GIRL, WOMAN, OTHER (excerpt)
that night she dreamed of employing an army of women cleaners who would set forth across the planet on a mission to clean up all the damage done to the environment
they came from all over Africa and from North and South America, they came from India and China and all over Asia, they came from Europe and the Middle East, from Oceania, and from the Arctic, too
she imagined them all descending in their millions on the Niger Delta and driving out the oil companies with their mop and broom handles transformed into spears and poison-tipped swords and machine-guns

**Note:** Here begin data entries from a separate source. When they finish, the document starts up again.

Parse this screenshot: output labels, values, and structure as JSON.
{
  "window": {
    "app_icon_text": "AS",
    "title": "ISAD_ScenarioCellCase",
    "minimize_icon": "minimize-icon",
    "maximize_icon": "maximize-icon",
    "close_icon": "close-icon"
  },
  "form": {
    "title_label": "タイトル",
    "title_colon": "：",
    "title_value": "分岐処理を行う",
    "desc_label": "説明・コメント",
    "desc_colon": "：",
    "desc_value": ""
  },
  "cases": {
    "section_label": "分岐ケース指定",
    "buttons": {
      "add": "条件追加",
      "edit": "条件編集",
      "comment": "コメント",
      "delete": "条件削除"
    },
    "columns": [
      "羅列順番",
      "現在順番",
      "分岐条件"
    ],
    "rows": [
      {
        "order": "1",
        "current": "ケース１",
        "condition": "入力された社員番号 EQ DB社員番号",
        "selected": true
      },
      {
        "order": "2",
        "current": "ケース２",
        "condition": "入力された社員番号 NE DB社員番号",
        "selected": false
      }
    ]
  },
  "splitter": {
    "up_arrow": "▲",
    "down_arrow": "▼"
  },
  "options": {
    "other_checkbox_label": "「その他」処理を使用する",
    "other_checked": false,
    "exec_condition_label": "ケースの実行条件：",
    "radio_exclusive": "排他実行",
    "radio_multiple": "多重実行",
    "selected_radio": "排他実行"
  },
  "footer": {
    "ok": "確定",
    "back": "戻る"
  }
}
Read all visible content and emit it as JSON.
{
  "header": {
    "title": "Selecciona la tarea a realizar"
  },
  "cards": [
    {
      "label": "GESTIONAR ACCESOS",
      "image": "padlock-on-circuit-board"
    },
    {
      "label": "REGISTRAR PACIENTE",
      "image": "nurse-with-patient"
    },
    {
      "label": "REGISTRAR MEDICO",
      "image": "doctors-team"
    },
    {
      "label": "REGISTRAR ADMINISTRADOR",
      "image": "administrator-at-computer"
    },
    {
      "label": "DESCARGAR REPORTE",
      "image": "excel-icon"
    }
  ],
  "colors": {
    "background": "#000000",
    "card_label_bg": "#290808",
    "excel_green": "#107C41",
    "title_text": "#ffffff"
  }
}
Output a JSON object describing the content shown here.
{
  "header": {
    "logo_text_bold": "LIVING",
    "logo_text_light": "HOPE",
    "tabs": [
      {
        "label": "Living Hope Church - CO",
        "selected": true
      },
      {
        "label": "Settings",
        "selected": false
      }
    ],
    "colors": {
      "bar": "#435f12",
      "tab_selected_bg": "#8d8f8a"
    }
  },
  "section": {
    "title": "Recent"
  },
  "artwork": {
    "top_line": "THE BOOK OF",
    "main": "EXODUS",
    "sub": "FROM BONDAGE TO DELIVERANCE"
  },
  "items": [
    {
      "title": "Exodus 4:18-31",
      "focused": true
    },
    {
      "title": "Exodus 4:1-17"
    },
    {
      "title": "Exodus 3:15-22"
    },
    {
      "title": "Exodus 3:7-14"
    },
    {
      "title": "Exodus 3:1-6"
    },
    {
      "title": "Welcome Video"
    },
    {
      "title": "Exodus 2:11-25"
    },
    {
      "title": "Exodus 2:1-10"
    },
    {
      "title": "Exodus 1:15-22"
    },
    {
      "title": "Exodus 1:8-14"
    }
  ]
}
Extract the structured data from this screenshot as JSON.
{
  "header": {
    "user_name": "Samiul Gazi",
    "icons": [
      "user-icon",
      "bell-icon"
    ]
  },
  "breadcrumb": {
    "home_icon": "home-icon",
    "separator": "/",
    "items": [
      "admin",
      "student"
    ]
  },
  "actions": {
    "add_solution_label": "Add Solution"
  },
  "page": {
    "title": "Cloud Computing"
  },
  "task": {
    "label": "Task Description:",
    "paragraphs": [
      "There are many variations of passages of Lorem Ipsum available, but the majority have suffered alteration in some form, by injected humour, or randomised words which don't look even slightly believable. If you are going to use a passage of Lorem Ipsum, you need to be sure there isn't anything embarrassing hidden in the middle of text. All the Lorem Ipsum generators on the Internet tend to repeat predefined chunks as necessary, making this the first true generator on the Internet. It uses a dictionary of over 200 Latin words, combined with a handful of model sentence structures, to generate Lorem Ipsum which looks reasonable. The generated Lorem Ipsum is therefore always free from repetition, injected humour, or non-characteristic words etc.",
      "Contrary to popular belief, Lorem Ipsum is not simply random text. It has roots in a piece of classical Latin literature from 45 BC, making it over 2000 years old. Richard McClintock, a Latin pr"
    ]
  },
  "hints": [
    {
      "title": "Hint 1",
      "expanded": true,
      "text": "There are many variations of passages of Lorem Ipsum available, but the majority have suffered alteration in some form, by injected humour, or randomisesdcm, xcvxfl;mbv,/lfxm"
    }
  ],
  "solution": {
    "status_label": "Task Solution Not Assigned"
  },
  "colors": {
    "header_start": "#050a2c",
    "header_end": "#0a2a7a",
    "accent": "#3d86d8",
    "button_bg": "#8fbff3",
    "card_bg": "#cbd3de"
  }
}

she imagined them demolishing all the equipment used for oil production, including the flare stacks that rose into the skies to burn the natural gas, her cleaners setting charges underneath each one, detonating from a safe distance and watching them being blown up
she imagined the local people cheering and celebrating with dancing, drumming and roasted fish
she imagined the international media filming it—CNN, BBC, NBC
she imagined the government unable to mobilize the poorly paid local militia because they were terrified by the sheer numbers of her Worldwide Army of Women Cleaners
who could vaporize them with their superhuman powers
afterwards, she imagined legions of singing women sifting the rivers and creeks to remove the thick slicks of grease that had polluted them, and digging up the land until they’d removed the toxic sublayers of soil
she imagined the skies opening when the job was done and the pouring of pure water from the now hygienic clouds for as long as it took for the region to be thoroughly cleansed and replenished
she imagined her father, Moses, a simple fisherman, steering his canoe through the transparent waters of the creeks, a man who was still supporting his family in the dignified tradition of their ancestors
she imagined her mama, in good health, taking it easy while farmhands looked after their land
which had not been stolen by his relatives because Moses had not died
she imagined Augustine, a Green Finance Economist coming up the garden path of their house wearing a business suit and with a smart briefcase
returning from chairing his latest Economics and the Environment conference at the United Nations in Geneva or New York
Read What’s In Print
Listen to Audio